*PROBLEM TO SOLVE*
For every line in the records below that holds "this", make a copy.

Start of DATASET RECORDS

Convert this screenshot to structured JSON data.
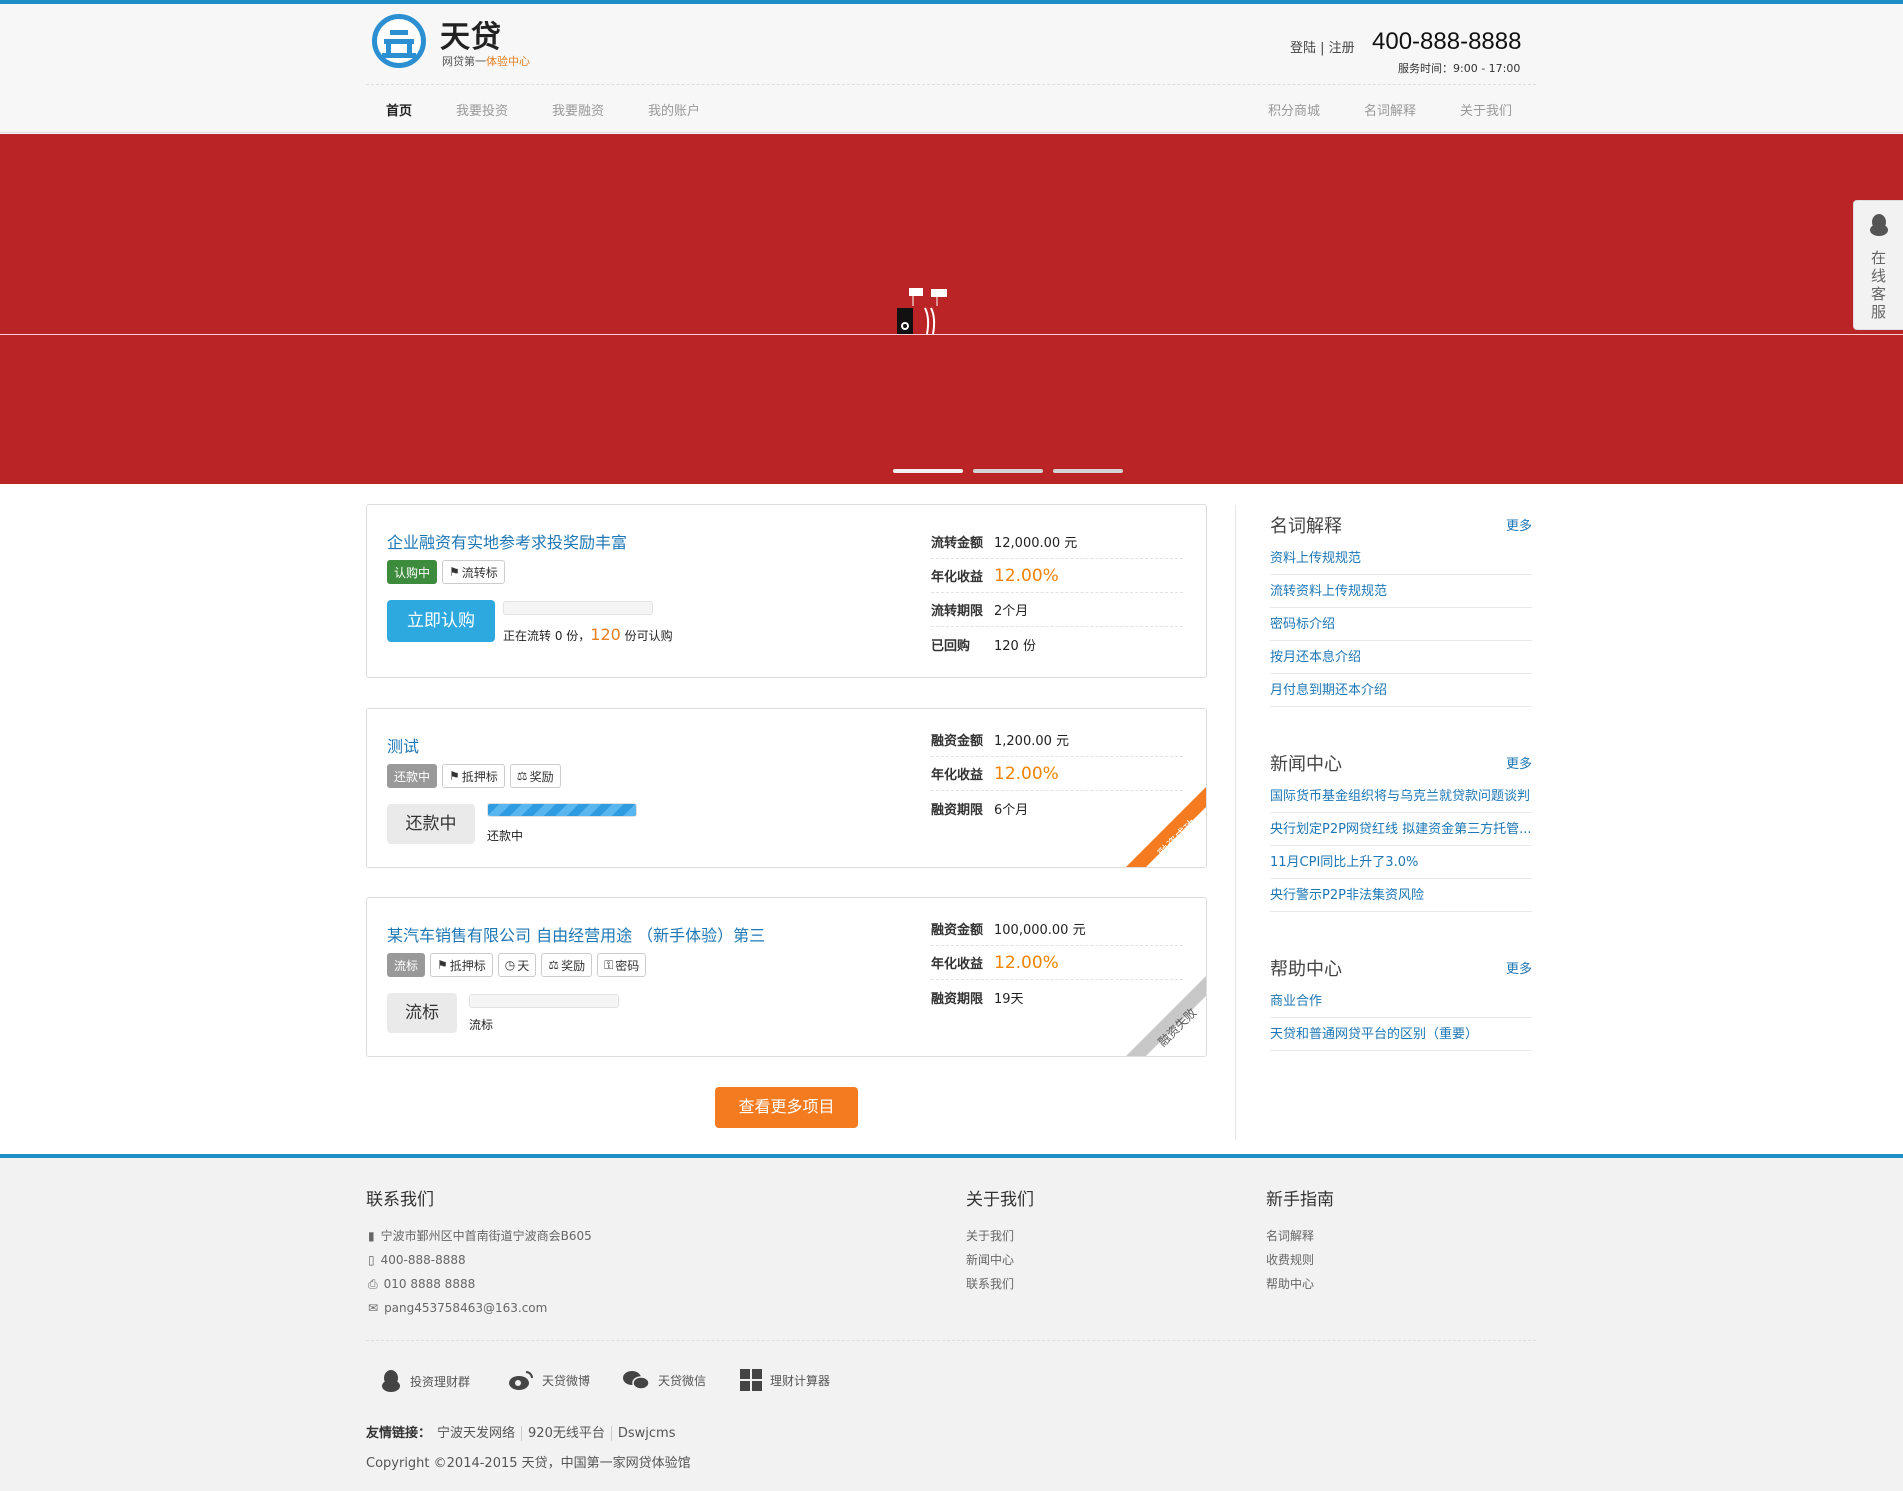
{
  "header": {
    "brand": "天贷",
    "tagline_a": "网贷第一",
    "tagline_b": "体验中心",
    "login": "登陆",
    "register": "注册",
    "phone": "400-888-8888",
    "service": "服务时间：9:00 - 17:00"
  },
  "nav": {
    "left": [
      "首页",
      "我要投资",
      "我要融资",
      "我的账户"
    ],
    "right": [
      "积分商城",
      "名词解释",
      "关于我们"
    ]
  },
  "customer_service": "在线客服",
  "projects": [
    {
      "title": "企业融资有实地参考求投奖励丰富",
      "tags": [
        "认购中",
        "流转标"
      ],
      "button": "立即认购",
      "progress_pct": 0,
      "progress_text_a": "正在流转 0 份，",
      "progress_text_b": "120",
      "progress_text_c": "份可认购",
      "info": [
        [
          "流转金额",
          "12,000.00 元"
        ],
        [
          "年化收益",
          "12.00%"
        ],
        [
          "流转期限",
          "2个月"
        ],
        [
          "已回购",
          "120 份"
        ]
      ]
    },
    {
      "title": "测试",
      "tags": [
        "还款中",
        "抵押标",
        "奖励"
      ],
      "button": "还款中",
      "progress_pct": 100,
      "progress_text": "还款中",
      "ribbon": "融资成功",
      "ribbon_color": "#f47b1f",
      "info": [
        [
          "融资金额",
          "1,200.00 元"
        ],
        [
          "年化收益",
          "12.00%"
        ],
        [
          "融资期限",
          "6个月"
        ]
      ]
    },
    {
      "title": "某汽车销售有限公司 自由经营用途 （新手体验）第三",
      "tags": [
        "流标",
        "抵押标",
        "天",
        "奖励",
        "密码"
      ],
      "button": "流标",
      "progress_pct": 0,
      "progress_text": "流标",
      "ribbon": "融资失败",
      "ribbon_color": "#c8c8c8",
      "info": [
        [
          "融资金额",
          "100,000.00 元"
        ],
        [
          "年化收益",
          "12.00%"
        ],
        [
          "融资期限",
          "19天"
        ]
      ]
    }
  ],
  "more_projects": "查看更多项目",
  "sidebar": {
    "more": "更多",
    "glossary": {
      "title": "名词解释",
      "items": [
        "资料上传规规范",
        "流转资料上传规规范",
        "密码标介绍",
        "按月还本息介绍",
        "月付息到期还本介绍"
      ]
    },
    "news": {
      "title": "新闻中心",
      "items": [
        "国际货币基金组织将与乌克兰就贷款问题谈判",
        "央行划定P2P网贷红线 拟建资金第三方托管...",
        "11月CPI同比上升了3.0%",
        "央行警示P2P非法集资风险"
      ]
    },
    "help": {
      "title": "帮助中心",
      "items": [
        "商业合作",
        "天贷和普通网贷平台的区别（重要）"
      ]
    }
  },
  "footer": {
    "contact_title": "联系我们",
    "address": "宁波市鄞州区中首南街道宁波商会B605",
    "mobile": "400-888-8888",
    "fax": "010 8888 8888",
    "email": "pang453758463@163.com",
    "about_title": "关于我们",
    "about_items": [
      "关于我们",
      "新闻中心",
      "联系我们"
    ],
    "guide_title": "新手指南",
    "guide_items": [
      "名词解释",
      "收费规则",
      "帮助中心"
    ],
    "social": [
      "投资理财群",
      "天贷微博",
      "天贷微信",
      "理财计算器"
    ],
    "friends_label": "友情链接：",
    "friends": [
      "宁波天发网络",
      "920无线平台",
      "Dswjcms"
    ],
    "copyright": "Copyright ©2014-2015 天贷，中国第一家网贷体验馆"
  }
}
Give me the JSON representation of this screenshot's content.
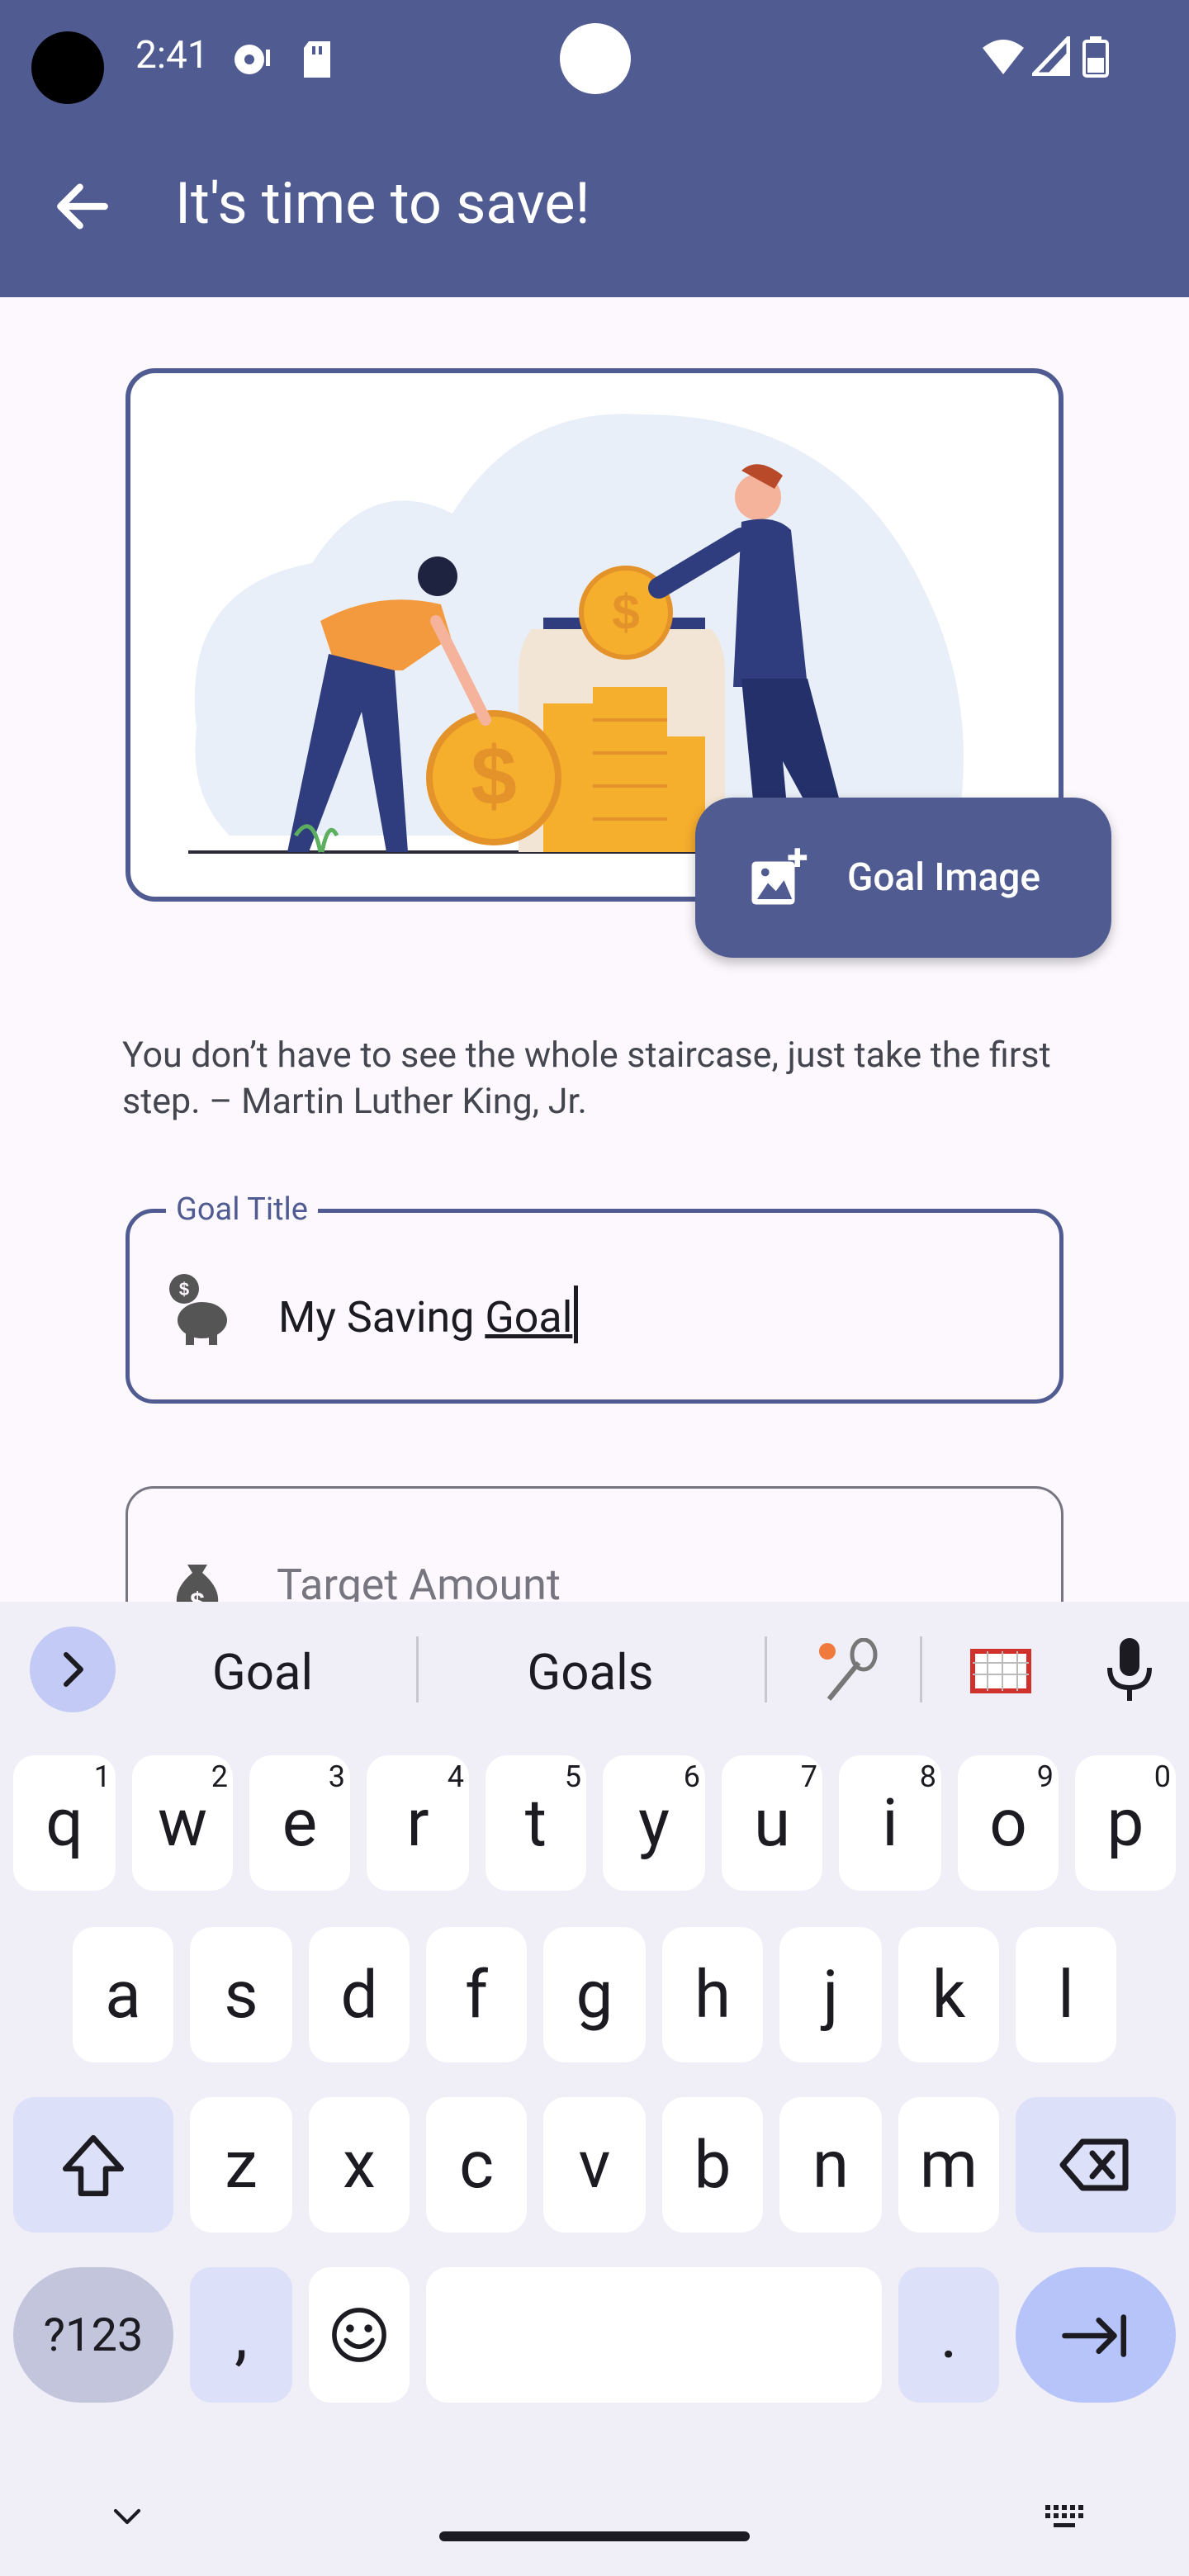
{
  "status": {
    "time": "2:41"
  },
  "appbar": {
    "title": "It's time to save!"
  },
  "goal_image_button": {
    "label": "Goal Image"
  },
  "quote": "You don’t have to see the whole staircase, just take the first step. – Martin Luther King, Jr.",
  "goal_title": {
    "label": "Goal Title",
    "value_prefix": "My Saving ",
    "value_underlined": "Goal"
  },
  "target_amount": {
    "placeholder": "Target Amount"
  },
  "keyboard": {
    "suggestions": [
      "Goal",
      "Goals"
    ],
    "row1": [
      [
        "q",
        "1"
      ],
      [
        "w",
        "2"
      ],
      [
        "e",
        "3"
      ],
      [
        "r",
        "4"
      ],
      [
        "t",
        "5"
      ],
      [
        "y",
        "6"
      ],
      [
        "u",
        "7"
      ],
      [
        "i",
        "8"
      ],
      [
        "o",
        "9"
      ],
      [
        "p",
        "0"
      ]
    ],
    "row2": [
      "a",
      "s",
      "d",
      "f",
      "g",
      "h",
      "j",
      "k",
      "l"
    ],
    "row3": [
      "z",
      "x",
      "c",
      "v",
      "b",
      "n",
      "m"
    ],
    "symbols": "?123",
    "comma": ",",
    "period": "."
  },
  "colors": {
    "primary": "#505B92",
    "surface": "#FCF8FD",
    "keyboard_bg": "#F0EEF6"
  }
}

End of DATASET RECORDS

*ANSWER SPACE*
Convert this screenshot to structured JSON data.
Give me the JSON representation of this screenshot's content.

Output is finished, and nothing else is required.